Better, quicker action in response to forecasts of extreme temperatures could reduce the risks and discomfort endured by five billion people – two thirds of humanity – in heatwaves and coldwaves, according to research led by the Climate Centre and Columbia University and published yesterday in Environmental Research Letters.
Virtually the entire world experiences heatwaves, except for some areas of the tropics, already relatively hot; much smaller areas suffer sustained extreme cold.
Extreme heat is a major cause of death and disease worldwide and is projected to get worse in many regions with climate change.
The new study is thought to be the first of its kind on the predictability of heatwaves and coldwaves worldwide combining that with population density to generate a map of the associated risk.
‘Investment in climate adaptation can take advantage of both seasonality and predictability to help reduce risks to vulnerable populations’
The research identified areas of the world where these temperature extremes can be forecast, and where contingency planning for heatwaves and coldwaves could help mitigate their impact, especially on vulnerable people.
“Plans for heatwaves and cold weather can reduce risk and have been used effectively around the world,” emphasized lead author Erin Coughlan de Perez, Manager, Climate Science at the Climate Centre, who is based at Columbia University.
“However, much of the world’s population is not yet protected by the early-warning systems that trigger mitigatory action when a heatwave is imminent, and the includes many highly vulnerable regions where data is scarce.”
The research team used models from the European Centre for Medium-Range Weather Forecasts and the US National Oceanic and Atmospheric Administration to plot the average occurrence of heatwaves and coldwaves, their seasonality, and how predictable they were in the short term (up to ten days ahead).
This data was combined with estimates of population density from the Center for International Earth Science Information Network to identify areas where humans are especially exposed to temperature hazards, and thus where they could benefit from better response to forecasts.
This enabled them to develop maps showing locations likely to benefit from seasonal preparedness plans and early warning.
Ms Coughlan de Perez added: “We found a sizable percentage of the world’s inhabited areas – around five billion people – could benefit from heatwave and coldwave planning that covers seasonal preparedness as well as action based on shorter-term early warnings.
“Investments in climate adaptation in these regions can take advantage of both seasonality and predictability to help reduce risks to these vulnerable populations.”
Scientists from VU University Amsterdam, University College London, the UK’s University of Reading, and the Royal Netherlands Meteorological Institute also participated in the study.
Its publication coincided with the news that the Pakistani city of Nawabshah, just over 200km north-east of Karachi, Monday registered a temperature of 50.2 degrees Celsius, which, if confirmed, would be the highest officially recorded in April anywhere on Earth.
In July 2015 the Pakistani Red Crescent reported that 1,360 people had died from heatstroke in Karachi, and it had set up emergency treatment centres in the city.
A Kenyan herdsman waters his cattle at a hand-dug well on the Ewaso Nyiro river amid the fearsome heat of last year’s drought, in which climate scientists concluded temperatures were higher than they would have been wthout climate change.
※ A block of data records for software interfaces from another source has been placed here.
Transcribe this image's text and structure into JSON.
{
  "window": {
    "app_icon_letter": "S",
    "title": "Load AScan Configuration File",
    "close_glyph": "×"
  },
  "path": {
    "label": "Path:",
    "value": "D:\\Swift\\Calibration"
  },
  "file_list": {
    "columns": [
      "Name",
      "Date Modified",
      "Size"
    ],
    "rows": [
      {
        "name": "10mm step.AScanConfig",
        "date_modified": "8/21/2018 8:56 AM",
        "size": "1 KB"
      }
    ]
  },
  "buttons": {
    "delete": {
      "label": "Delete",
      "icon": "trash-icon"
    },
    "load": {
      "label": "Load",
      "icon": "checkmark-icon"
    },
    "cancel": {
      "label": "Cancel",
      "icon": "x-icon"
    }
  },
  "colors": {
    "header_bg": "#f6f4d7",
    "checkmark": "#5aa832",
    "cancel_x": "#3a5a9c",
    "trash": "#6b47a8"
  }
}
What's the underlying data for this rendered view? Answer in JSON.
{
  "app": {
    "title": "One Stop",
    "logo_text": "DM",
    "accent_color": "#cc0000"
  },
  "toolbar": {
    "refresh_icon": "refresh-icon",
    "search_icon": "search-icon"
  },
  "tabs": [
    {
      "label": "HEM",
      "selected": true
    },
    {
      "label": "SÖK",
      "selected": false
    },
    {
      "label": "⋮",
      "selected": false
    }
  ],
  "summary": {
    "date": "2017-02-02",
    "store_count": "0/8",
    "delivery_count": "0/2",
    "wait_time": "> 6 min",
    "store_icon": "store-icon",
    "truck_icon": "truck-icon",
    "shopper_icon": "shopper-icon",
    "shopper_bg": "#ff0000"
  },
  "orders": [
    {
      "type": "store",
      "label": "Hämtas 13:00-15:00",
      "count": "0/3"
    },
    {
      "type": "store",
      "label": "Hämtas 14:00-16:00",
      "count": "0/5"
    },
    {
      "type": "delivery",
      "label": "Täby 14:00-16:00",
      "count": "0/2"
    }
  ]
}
New research indicates that better planning and response to forecasts could reduce the impact of both hot and cold temperature extremes. (Library photo: Denis Onyodi/Climate Centre)